Alcoholism is a serious problem in Ukraine; some people do not know anyone who does not drink. Smoking is almost as widespread, especially among youth. Pornographic images are visible on advertisements and are for sale on almost any street corner.
“There is temptation everywhere,” says Sister Yemtsova. “Satan works diligently here. But the Spirit works diligently too. We find that it is not just how much time we spend together as a family but also what we do during that time that is important. And we make it a priority to do things that strengthen our bond.” For example, they say that family prayer and scripture study have become crucial, daily reminders of the importance of family happiness.
“The Lord said, ‘Stand ye in holy places,’” says Brother Yemtsov (D&C 87:8). “We try to make our home our own holy place so time spent together here will bring us closer.”
If he so chose, Aleksandr Chervyakov could have it all materially. Nine years ago he founded his own food technology company. Clients come from all over Ukraine and even Russia to take advantage of his firm’s services. “Without the Church, I could have easily become one of those people who works all the time and earns more than enough money but lacks the blessings of a loving eternal family,” Brother Chervyakov admits.
Fortunately, when two young missionaries asked if he would like to know more about Jesus Christ, he said yes. He and his wife, Lyudmila, and daughter, Inna, were baptized in 1995. Since then he has reduced his time at work so that he can nurture relationships within his family as well as serve in the Church. He has been the branch president and is currently second counselor in the branch presidency. The Chervyakovs were sealed in the temple in August 1997.

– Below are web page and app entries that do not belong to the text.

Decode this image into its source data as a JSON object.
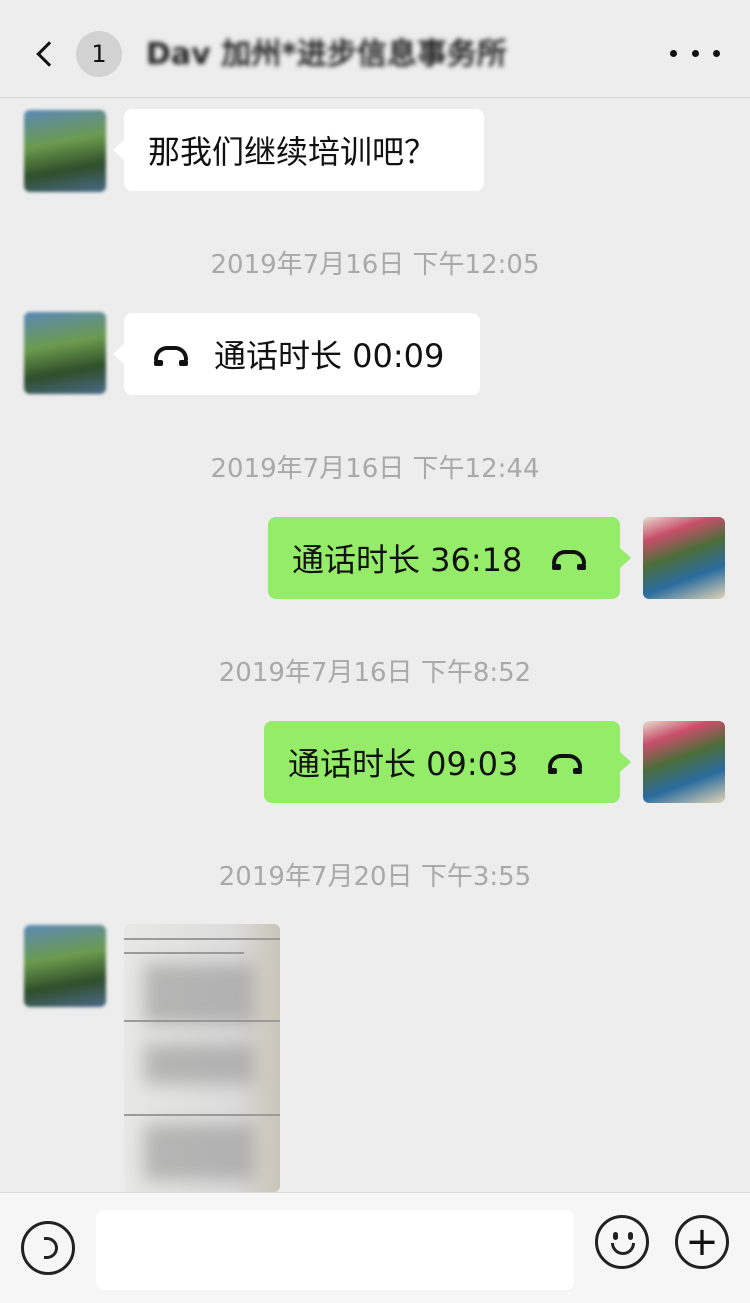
{
  "header": {
    "back_badge": "1",
    "title": "Dav    加州*进步信息事务所"
  },
  "messages": [
    {
      "side": "in",
      "type": "text",
      "text": "那我们继续培训吧？"
    },
    {
      "type": "timestamp",
      "text": "2019年7月16日 下午12:05"
    },
    {
      "side": "in",
      "type": "call",
      "text": "通话时长 00:09"
    },
    {
      "type": "timestamp",
      "text": "2019年7月16日 下午12:44"
    },
    {
      "side": "out",
      "type": "call",
      "text": "通话时长 36:18"
    },
    {
      "type": "timestamp",
      "text": "2019年7月16日 下午8:52"
    },
    {
      "side": "out",
      "type": "call",
      "text": "通话时长 09:03"
    },
    {
      "type": "timestamp",
      "text": "2019年7月20日 下午3:55"
    },
    {
      "side": "in",
      "type": "image"
    }
  ],
  "input_bar": {
    "voice_icon": "voice-icon",
    "emoji_icon": "emoji-icon",
    "plus_icon": "plus-icon",
    "text_value": ""
  },
  "colors": {
    "background": "#ededed",
    "outgoing_bubble": "#95ec69",
    "incoming_bubble": "#ffffff",
    "timestamp": "#a9a9a9"
  }
}
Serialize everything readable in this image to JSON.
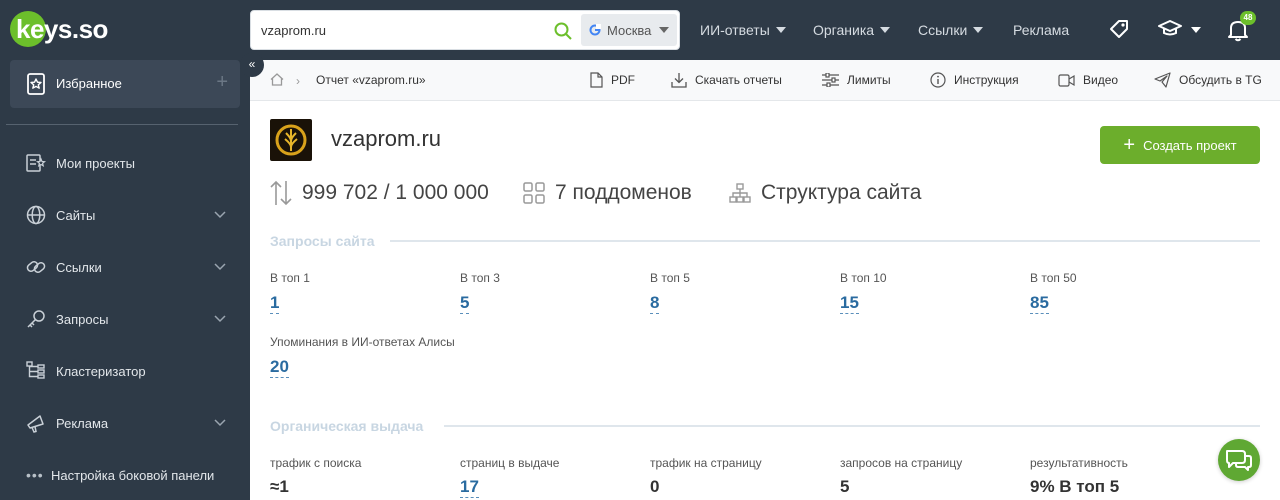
{
  "brand": {
    "logo_text": "keys.so"
  },
  "search": {
    "value": "vzaprom.ru",
    "region": "Москва"
  },
  "topnav": {
    "ai_answers": "ИИ-ответы",
    "organic": "Органика",
    "links": "Ссылки",
    "ads": "Реклама",
    "notifications_count": "48"
  },
  "sidebar": {
    "favorites": "Избранное",
    "items": [
      {
        "label": "Мои проекты",
        "icon": "projects-icon"
      },
      {
        "label": "Сайты",
        "icon": "globe-icon"
      },
      {
        "label": "Ссылки",
        "icon": "link-icon"
      },
      {
        "label": "Запросы",
        "icon": "key-icon"
      },
      {
        "label": "Кластеризатор",
        "icon": "cluster-icon"
      },
      {
        "label": "Реклама",
        "icon": "megaphone-icon"
      }
    ],
    "settings": "Настройка боковой панели"
  },
  "breadcrumb": {
    "current": "Отчет «vzaprom.ru»"
  },
  "toolbar": {
    "pdf": "PDF",
    "download": "Скачать отчеты",
    "limits": "Лимиты",
    "instruction": "Инструкция",
    "video": "Видео",
    "discuss": "Обсудить в TG"
  },
  "report": {
    "domain": "vzaprom.ru",
    "create_button": "Создать проект",
    "limits_value": "999 702 / 1 000 000",
    "subdomains": "7 поддоменов",
    "structure": "Структура сайта"
  },
  "queries": {
    "title": "Запросы сайта",
    "metrics": [
      {
        "label": "В топ 1",
        "value": "1"
      },
      {
        "label": "В топ 3",
        "value": "5"
      },
      {
        "label": "В топ 5",
        "value": "8"
      },
      {
        "label": "В топ 10",
        "value": "15"
      },
      {
        "label": "В топ 50",
        "value": "85"
      }
    ],
    "alice_label": "Упоминания в ИИ-ответах Алисы",
    "alice_value": "20"
  },
  "organic": {
    "title": "Органическая выдача",
    "metrics": [
      {
        "label": "трафик с поиска",
        "value": "≈1"
      },
      {
        "label": "страниц в выдаче",
        "value": "17"
      },
      {
        "label": "трафик на страницу",
        "value": "0"
      },
      {
        "label": "запросов на страницу",
        "value": "5"
      },
      {
        "label": "результативность",
        "value": "9% В топ 5"
      }
    ]
  },
  "colors": {
    "accent": "#6cae2c",
    "sidebar": "#2e3a47",
    "link": "#2a6ba0"
  }
}
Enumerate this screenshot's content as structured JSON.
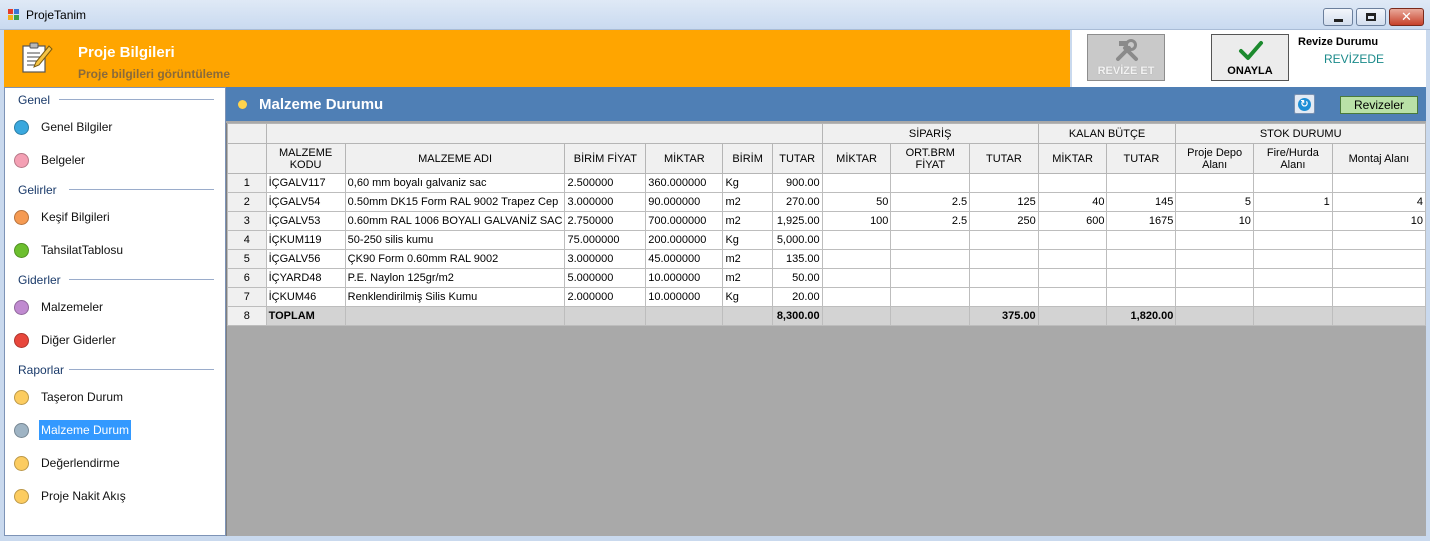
{
  "window": {
    "title": "ProjeTanim"
  },
  "header": {
    "title": "Proje Bilgileri",
    "subtitle": "Proje bilgileri görüntüleme",
    "revize_button": "REVİZE ET",
    "onayla_button": "ONAYLA",
    "revize_durumu_label": "Revize Durumu",
    "revize_durumu_value": "REVİZEDE"
  },
  "sidebar": {
    "groups": [
      "Genel",
      "Gelirler",
      "Giderler",
      "Raporlar"
    ],
    "items": [
      {
        "label": "Genel Bilgiler",
        "color": "#3aa8de"
      },
      {
        "label": "Belgeler",
        "color": "#f4a0b4"
      },
      {
        "label": "Keşif Bilgileri",
        "color": "#f59a52"
      },
      {
        "label": "TahsilatTablosu",
        "color": "#6cbf2e"
      },
      {
        "label": "Malzemeler",
        "color": "#c08ad0"
      },
      {
        "label": "Diğer Giderler",
        "color": "#e8473c"
      },
      {
        "label": "Taşeron Durum",
        "color": "#fccc60"
      },
      {
        "label": "Malzeme Durum",
        "color": "#9fb4c4"
      },
      {
        "label": "Değerlendirme",
        "color": "#fccc60"
      },
      {
        "label": "Proje Nakit Akış",
        "color": "#fccc60"
      }
    ],
    "active_item": "Malzeme Durum"
  },
  "panel": {
    "title": "Malzeme Durumu",
    "refresh_icon": "refresh-icon",
    "revizeler_button": "Revizeler"
  },
  "grid": {
    "group_headers": [
      "SİPARİŞ",
      "KALAN BÜTÇE",
      "STOK DURUMU"
    ],
    "columns": [
      "MALZEME KODU",
      "MALZEME ADI",
      "BİRİM FİYAT",
      "MİKTAR",
      "BİRİM",
      "TUTAR",
      "MİKTAR",
      "ORT.BRM FİYAT",
      "TUTAR",
      "MİKTAR",
      "TUTAR",
      "Proje Depo Alanı",
      "Fire/Hurda Alanı",
      "Montaj Alanı"
    ],
    "rows": [
      [
        "1",
        "İÇGALV117",
        "0,60 mm boyalı galvaniz sac",
        "2.500000",
        "360.000000",
        "Kg",
        "900.00",
        "",
        "",
        "",
        "",
        "",
        "",
        "",
        ""
      ],
      [
        "2",
        "İÇGALV54",
        "0.50mm DK15 Form RAL 9002 Trapez Cep",
        "3.000000",
        "90.000000",
        "m2",
        "270.00",
        "50",
        "2.5",
        "125",
        "40",
        "145",
        "5",
        "1",
        "4"
      ],
      [
        "3",
        "İÇGALV53",
        "0.60mm RAL 1006 BOYALI GALVANİZ SAC",
        "2.750000",
        "700.000000",
        "m2",
        "1,925.00",
        "100",
        "2.5",
        "250",
        "600",
        "1675",
        "10",
        "",
        "10"
      ],
      [
        "4",
        "İÇKUM119",
        "50-250 silis kumu",
        "75.000000",
        "200.000000",
        "Kg",
        "5,000.00",
        "",
        "",
        "",
        "",
        "",
        "",
        "",
        ""
      ],
      [
        "5",
        "İÇGALV56",
        "ÇK90 Form 0.60mm RAL 9002",
        "3.000000",
        "45.000000",
        "m2",
        "135.00",
        "",
        "",
        "",
        "",
        "",
        "",
        "",
        ""
      ],
      [
        "6",
        "İÇYARD48",
        "P.E. Naylon 125gr/m2",
        "5.000000",
        "10.000000",
        "m2",
        "50.00",
        "",
        "",
        "",
        "",
        "",
        "",
        "",
        ""
      ],
      [
        "7",
        "İÇKUM46",
        "Renklendirilmiş Silis Kumu",
        "2.000000",
        "10.000000",
        "Kg",
        "20.00",
        "",
        "",
        "",
        "",
        "",
        "",
        "",
        ""
      ]
    ],
    "total_row": [
      "8",
      "TOPLAM",
      "",
      "",
      "",
      "",
      "8,300.00",
      "",
      "",
      "375.00",
      "",
      "1,820.00",
      "",
      "",
      ""
    ]
  },
  "colors": {
    "header_orange": "#ffa500",
    "panel_blue": "#4f7fb5",
    "active_blue": "#3399ff"
  }
}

“One thing that has helped us keep our priorities in order has been family home evening,” says Aleksandr. “It’s so easy to forget what is truly important. Monday nights provide a great opportunity to forget about everything that is not important and to concentrate on our family.”
He says of their family home evening activities: “We always read from the scriptures or from the Liahona. If there are any family-related issues, we discuss them. Right now the question is, Which university will Inna enter when she graduates next year? We have been discussing that a lot lately. And we have fun. I think it’s a great secret of life that being with one’s family is fun. Sometimes we even dance.”

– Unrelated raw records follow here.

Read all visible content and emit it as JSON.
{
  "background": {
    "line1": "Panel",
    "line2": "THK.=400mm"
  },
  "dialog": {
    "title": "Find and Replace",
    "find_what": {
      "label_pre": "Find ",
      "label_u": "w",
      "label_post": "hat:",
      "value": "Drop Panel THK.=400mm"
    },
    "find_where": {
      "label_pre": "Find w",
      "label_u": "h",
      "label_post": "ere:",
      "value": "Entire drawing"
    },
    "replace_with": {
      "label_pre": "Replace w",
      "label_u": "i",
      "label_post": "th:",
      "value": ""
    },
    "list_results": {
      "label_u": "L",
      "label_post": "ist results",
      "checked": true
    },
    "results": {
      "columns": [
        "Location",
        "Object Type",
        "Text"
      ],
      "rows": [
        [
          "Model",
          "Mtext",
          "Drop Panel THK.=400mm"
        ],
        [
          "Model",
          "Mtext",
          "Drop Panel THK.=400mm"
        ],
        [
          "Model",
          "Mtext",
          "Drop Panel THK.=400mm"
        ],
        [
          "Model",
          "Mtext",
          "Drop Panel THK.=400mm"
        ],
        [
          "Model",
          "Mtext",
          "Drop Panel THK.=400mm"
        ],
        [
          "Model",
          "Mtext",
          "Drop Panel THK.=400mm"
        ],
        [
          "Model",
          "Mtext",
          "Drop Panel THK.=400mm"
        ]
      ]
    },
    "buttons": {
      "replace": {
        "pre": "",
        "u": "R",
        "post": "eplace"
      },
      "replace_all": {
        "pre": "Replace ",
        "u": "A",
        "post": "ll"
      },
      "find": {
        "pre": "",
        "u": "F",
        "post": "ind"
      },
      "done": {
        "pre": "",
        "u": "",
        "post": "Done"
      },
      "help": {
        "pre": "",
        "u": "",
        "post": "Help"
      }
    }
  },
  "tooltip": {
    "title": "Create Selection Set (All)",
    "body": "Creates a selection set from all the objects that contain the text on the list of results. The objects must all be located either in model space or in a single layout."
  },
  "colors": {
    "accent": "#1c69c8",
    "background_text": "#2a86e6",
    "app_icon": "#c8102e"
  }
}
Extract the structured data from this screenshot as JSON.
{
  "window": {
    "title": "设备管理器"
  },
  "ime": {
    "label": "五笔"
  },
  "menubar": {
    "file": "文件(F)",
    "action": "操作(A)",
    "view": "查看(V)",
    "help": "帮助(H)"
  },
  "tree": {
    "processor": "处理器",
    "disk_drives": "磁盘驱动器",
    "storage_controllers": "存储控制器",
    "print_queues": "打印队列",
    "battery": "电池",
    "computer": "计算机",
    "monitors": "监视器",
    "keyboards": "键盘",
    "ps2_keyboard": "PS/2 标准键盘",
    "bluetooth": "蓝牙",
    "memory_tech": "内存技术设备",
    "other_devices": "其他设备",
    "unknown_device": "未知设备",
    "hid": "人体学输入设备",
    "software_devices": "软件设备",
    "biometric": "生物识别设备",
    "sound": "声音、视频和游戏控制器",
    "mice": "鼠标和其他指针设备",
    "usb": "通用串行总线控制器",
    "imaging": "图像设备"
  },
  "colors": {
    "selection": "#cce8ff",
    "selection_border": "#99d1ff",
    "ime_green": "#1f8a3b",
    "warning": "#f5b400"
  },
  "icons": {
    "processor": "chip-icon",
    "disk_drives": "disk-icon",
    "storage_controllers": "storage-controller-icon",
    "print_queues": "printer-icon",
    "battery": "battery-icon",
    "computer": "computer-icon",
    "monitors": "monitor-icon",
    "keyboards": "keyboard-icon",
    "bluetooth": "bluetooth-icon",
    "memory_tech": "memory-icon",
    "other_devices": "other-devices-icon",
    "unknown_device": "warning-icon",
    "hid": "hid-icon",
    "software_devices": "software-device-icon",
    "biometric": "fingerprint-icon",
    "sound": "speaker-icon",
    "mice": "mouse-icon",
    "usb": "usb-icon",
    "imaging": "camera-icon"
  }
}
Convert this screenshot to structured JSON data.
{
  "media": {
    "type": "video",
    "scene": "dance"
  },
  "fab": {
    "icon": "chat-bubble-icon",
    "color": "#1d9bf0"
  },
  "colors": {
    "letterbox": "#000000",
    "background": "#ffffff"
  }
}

President Gordon B. Hinckley has said: “We believe that the family is the basic unit of society. You can’t have a strong community without strong families. You can’t have a strong nation without strong families—the father, the mother, the children as one unit working together. Now the family is falling apart all over America, all over the world. If we can just cultivate good, wholesome family life among our members, I don’t worry very much about the future of this Church.”1
Unfortunately, many families are struggling. However, there is tremendous hope because of the dedication of the Saints. Few people in Ukraine know the eternal principles that lead to happiness in the family, but the number is growing. As members live these teachings, their friends and family notice. Opportunities are abundant to share the peace members experience at home because of their diligence in establishing a house of God.
President Hinckley noted: “If we live the gospel, people will come into the Church. They will see the virtue of our lives, and they will be attracted to the message we have to teach. That message places great emphasis on the family.”2 And it is a message the Saints in Kharkov have embraced.